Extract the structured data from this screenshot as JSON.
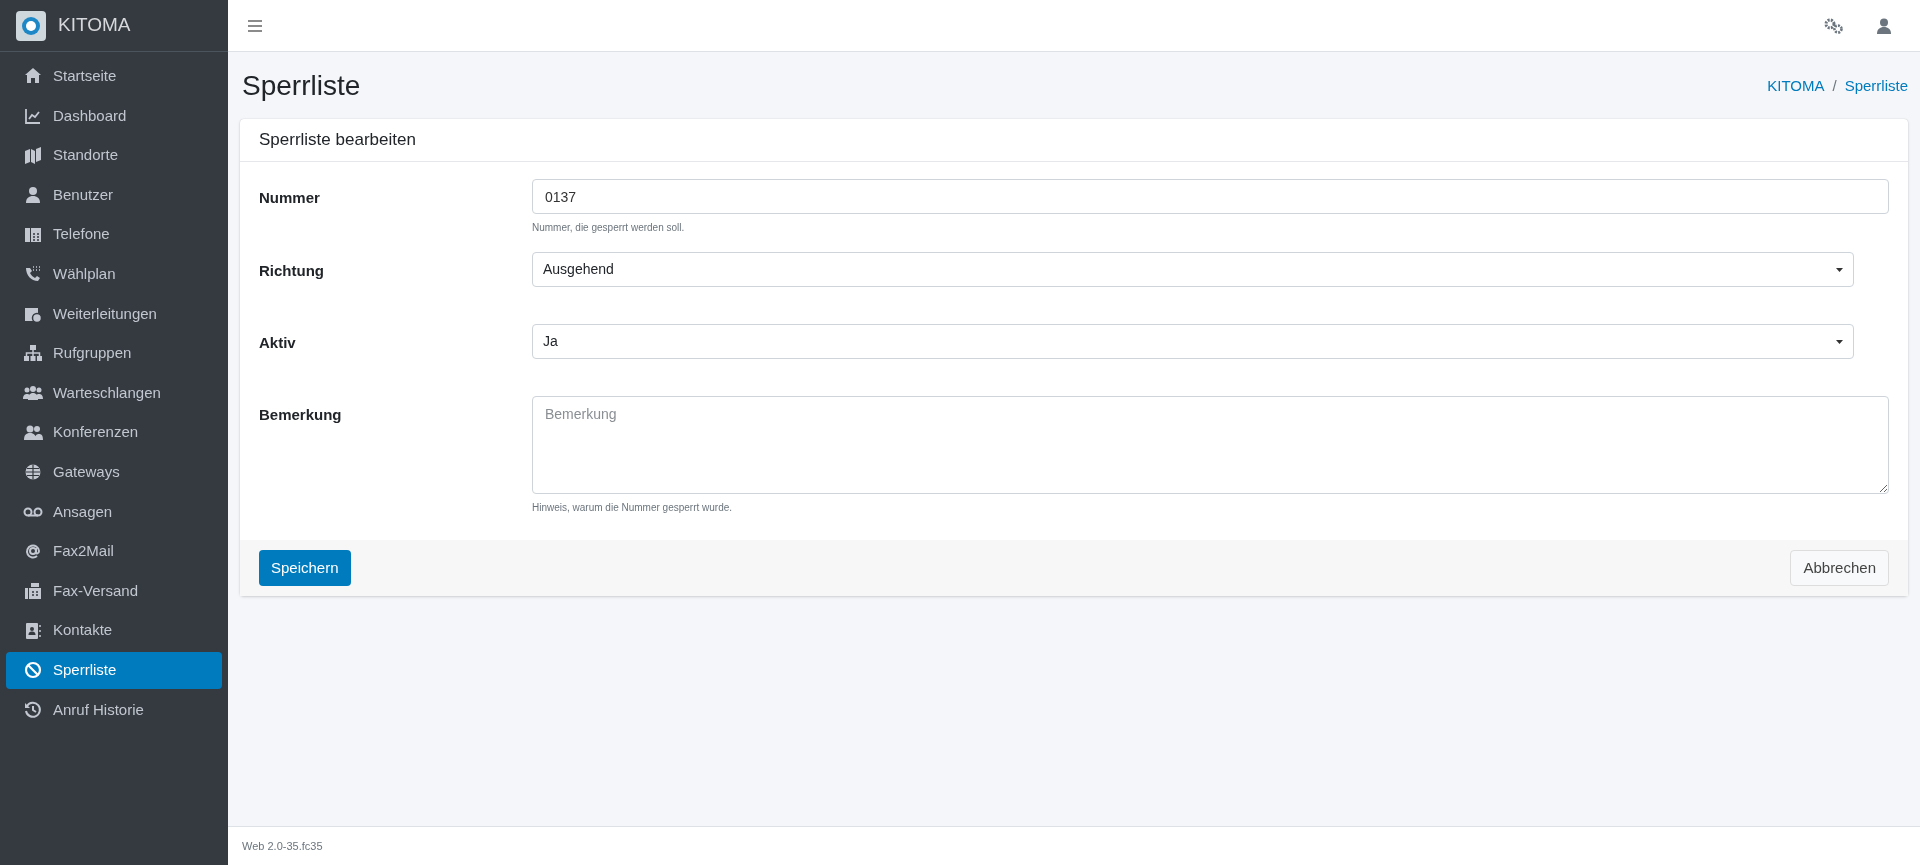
{
  "brand": {
    "name": "KITOMA"
  },
  "sidebar": {
    "items": [
      {
        "label": "Startseite",
        "selected": false
      },
      {
        "label": "Dashboard",
        "selected": false
      },
      {
        "label": "Standorte",
        "selected": false
      },
      {
        "label": "Benutzer",
        "selected": false
      },
      {
        "label": "Telefone",
        "selected": false
      },
      {
        "label": "Wählplan",
        "selected": false
      },
      {
        "label": "Weiterleitungen",
        "selected": false
      },
      {
        "label": "Rufgruppen",
        "selected": false
      },
      {
        "label": "Warteschlangen",
        "selected": false
      },
      {
        "label": "Konferenzen",
        "selected": false
      },
      {
        "label": "Gateways",
        "selected": false
      },
      {
        "label": "Ansagen",
        "selected": false
      },
      {
        "label": "Fax2Mail",
        "selected": false
      },
      {
        "label": "Fax-Versand",
        "selected": false
      },
      {
        "label": "Kontakte",
        "selected": false
      },
      {
        "label": "Sperrliste",
        "selected": true
      },
      {
        "label": "Anruf Historie",
        "selected": false
      }
    ]
  },
  "page": {
    "title": "Sperrliste",
    "breadcrumb": [
      "KITOMA",
      "Sperrliste"
    ],
    "breadcrumb_separator": "/"
  },
  "card": {
    "title": "Sperrliste bearbeiten",
    "fields": [
      {
        "kind": "text",
        "label": "Nummer",
        "value": "0137",
        "hint": "Nummer, die gesperrt werden soll."
      },
      {
        "kind": "select",
        "label": "Richtung",
        "value": "Ausgehend"
      },
      {
        "kind": "select",
        "label": "Aktiv",
        "value": "Ja"
      },
      {
        "kind": "textarea",
        "label": "Bemerkung",
        "placeholder": "Bemerkung",
        "hint": "Hinweis, warum die Nummer gesperrt wurde."
      }
    ],
    "buttons": {
      "save": "Speichern",
      "cancel": "Abbrechen"
    }
  },
  "footer": {
    "version": "Web 2.0-35.fc35"
  }
}
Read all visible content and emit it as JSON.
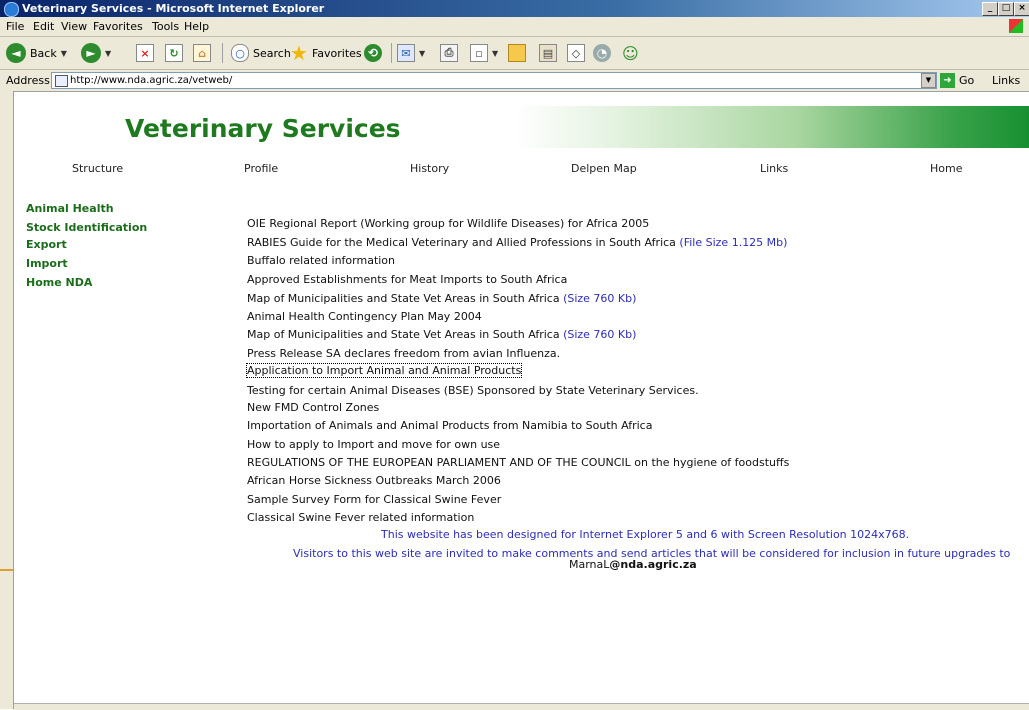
{
  "window": {
    "title": "Veterinary Services - Microsoft Internet Explorer"
  },
  "menu": [
    "File",
    "Edit",
    "View",
    "Favorites",
    "Tools",
    "Help"
  ],
  "toolbar": {
    "back_label": "Back",
    "search_label": "Search",
    "favorites_label": "Favorites"
  },
  "address": {
    "label": "Address",
    "url": "http://www.nda.agric.za/vetweb/",
    "go_label": "Go",
    "links_label": "Links"
  },
  "site": {
    "title": "Veterinary Services",
    "nav": [
      "Structure",
      "Profile",
      "History",
      "Delpen Map",
      "Links",
      "Home"
    ],
    "sidebar": [
      "Animal Health",
      "Stock Identification",
      "Export",
      "Import",
      "Home NDA"
    ],
    "items": [
      {
        "text": "OIE Regional Report (Working group for Wildlife Diseases) for Africa 2005",
        "extra": ""
      },
      {
        "text": "RABIES Guide for the Medical Veterinary and Allied Professions in South Africa",
        "extra": "(File Size 1.125 Mb)"
      },
      {
        "text": "Buffalo related information",
        "extra": ""
      },
      {
        "text": "Approved Establishments for Meat Imports to South Africa",
        "extra": ""
      },
      {
        "text": "Map of Municipalities and State Vet Areas in South Africa",
        "extra": "(Size 760 Kb)"
      },
      {
        "text": "Animal Health Contingency Plan May 2004",
        "extra": ""
      },
      {
        "text": "Map of Municipalities and State Vet Areas in South Africa",
        "extra": "(Size 760 Kb)"
      },
      {
        "text": "Press Release SA declares freedom from avian Influenza.",
        "extra": ""
      },
      {
        "text": "Application to Import Animal and Animal Products",
        "extra": ""
      },
      {
        "text": "Testing for certain Animal Diseases (BSE) Sponsored by State Veterinary Services.",
        "extra": ""
      },
      {
        "text": "New FMD Control Zones",
        "extra": ""
      },
      {
        "text": "Importation of Animals and Animal Products from  Namibia to South Africa",
        "extra": ""
      },
      {
        "text": "How to apply to Import and move for own use",
        "extra": ""
      },
      {
        "text": "REGULATIONS OF THE EUROPEAN PARLIAMENT AND OF THE COUNCIL on the hygiene of foodstuffs",
        "extra": ""
      },
      {
        "text": "African Horse Sickness Outbreaks March 2006",
        "extra": ""
      },
      {
        "text": "Sample Survey Form for Classical Swine Fever",
        "extra": ""
      },
      {
        "text": "Classical Swine Fever related information",
        "extra": ""
      }
    ],
    "note_browser": "This website has been designed for Internet Explorer 5 and 6 with Screen Resolution 1024x768.",
    "note_visitors": "Visitors to this web site are invited to make comments and send articles that will be considered for inclusion in future upgrades to",
    "contact_name": "MarnaL",
    "contact_domain": "@nda.agric.za"
  }
}
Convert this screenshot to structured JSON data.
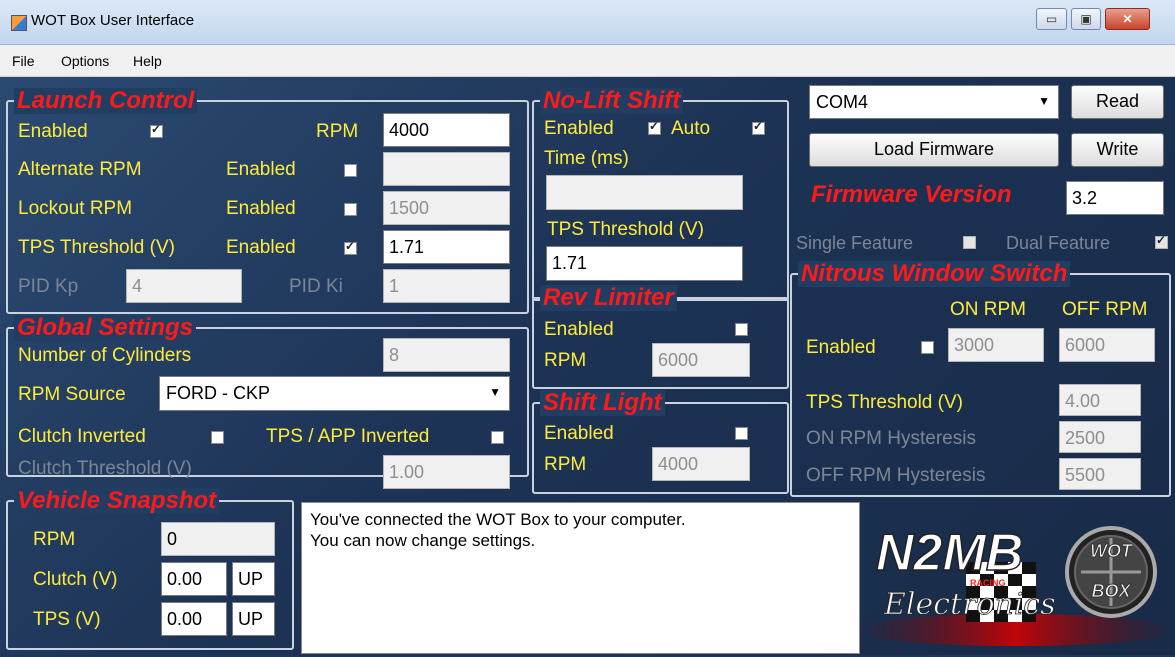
{
  "window": {
    "title": "WOT Box User Interface",
    "minimize": "▭",
    "maximize": "▣",
    "close": "✕"
  },
  "menu": {
    "file": "File",
    "options": "Options",
    "help": "Help"
  },
  "launch_control": {
    "title": "Launch Control",
    "enabled_label": "Enabled",
    "rpm_label": "RPM",
    "rpm_value": "4000",
    "alt_rpm_label": "Alternate RPM",
    "alt_enabled_label": "Enabled",
    "alt_rpm_value": "",
    "lockout_label": "Lockout  RPM",
    "lockout_enabled_label": "Enabled",
    "lockout_value": "1500",
    "tps_label": "TPS Threshold (V)",
    "tps_enabled_label": "Enabled",
    "tps_value": "1.71",
    "pid_kp_label": "PID Kp",
    "pid_kp_value": "4",
    "pid_ki_label": "PID Ki",
    "pid_ki_value": "1"
  },
  "global_settings": {
    "title": "Global Settings",
    "cylinders_label": "Number of Cylinders",
    "cylinders_value": "8",
    "rpm_source_label": "RPM Source",
    "rpm_source_value": "FORD - CKP",
    "clutch_inverted_label": "Clutch Inverted",
    "tps_app_inverted_label": "TPS / APP Inverted",
    "clutch_threshold_label": "Clutch Threshold (V)",
    "clutch_threshold_value": "1.00"
  },
  "vehicle_snapshot": {
    "title": "Vehicle Snapshot",
    "rpm_label": "RPM",
    "rpm_value": "0",
    "clutch_label": "Clutch (V)",
    "clutch_value": "0.00",
    "clutch_state": "UP",
    "tps_label": "TPS (V)",
    "tps_value": "0.00",
    "tps_state": "UP"
  },
  "no_lift_shift": {
    "title": "No-Lift Shift",
    "enabled_label": "Enabled",
    "auto_label": "Auto",
    "time_label": "Time (ms)",
    "time_value": "",
    "tps_label": "TPS Threshold (V)",
    "tps_value": "1.71"
  },
  "rev_limiter": {
    "title": "Rev Limiter",
    "enabled_label": "Enabled",
    "rpm_label": "RPM",
    "rpm_value": "6000"
  },
  "shift_light": {
    "title": "Shift Light",
    "enabled_label": "Enabled",
    "rpm_label": "RPM",
    "rpm_value": "4000"
  },
  "connection": {
    "port_value": "COM4",
    "read_label": "Read",
    "load_firmware_label": "Load Firmware",
    "write_label": "Write",
    "firmware_version_label": "Firmware Version",
    "firmware_version_value": "3.2",
    "single_feature_label": "Single Feature",
    "dual_feature_label": "Dual Feature"
  },
  "nitrous": {
    "title": "Nitrous Window Switch",
    "on_rpm_header": "ON RPM",
    "off_rpm_header": "OFF RPM",
    "enabled_label": "Enabled",
    "on_rpm_value": "3000",
    "off_rpm_value": "6000",
    "tps_label": "TPS Threshold (V)",
    "tps_value": "4.00",
    "on_hyst_label": "ON RPM Hysteresis",
    "on_hyst_value": "2500",
    "off_hyst_label": "OFF RPM Hysteresis",
    "off_hyst_value": "5500"
  },
  "status_message": {
    "line1": "You've connected the WOT Box to your computer.",
    "line2": "You can now change settings."
  },
  "logo": {
    "brand": "N2MB",
    "sub": "Electronics",
    "tag": "RACING",
    "badge_top": "WOT",
    "badge_bottom": "BOX"
  }
}
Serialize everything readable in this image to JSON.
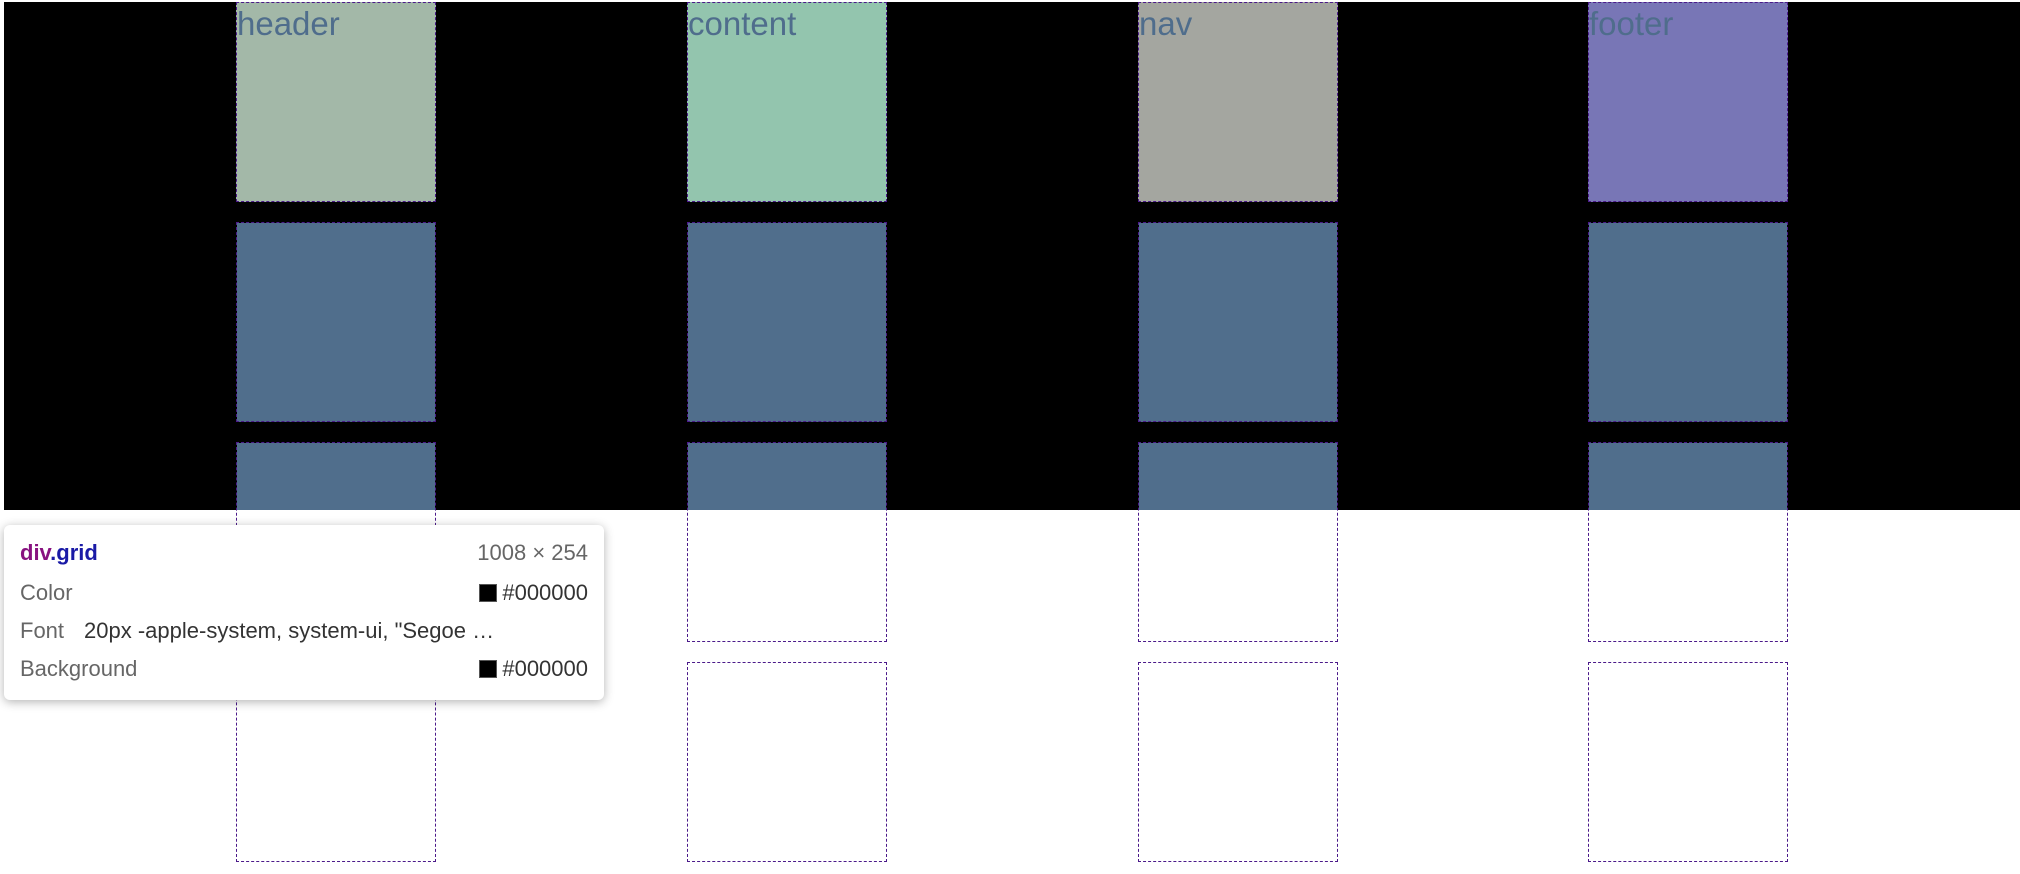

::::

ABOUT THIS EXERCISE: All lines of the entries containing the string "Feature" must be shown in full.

WRITTEN RESPONSE:
    "single_feature_label": "Single Feature",
    "dual_feature_label": "Dual Feature"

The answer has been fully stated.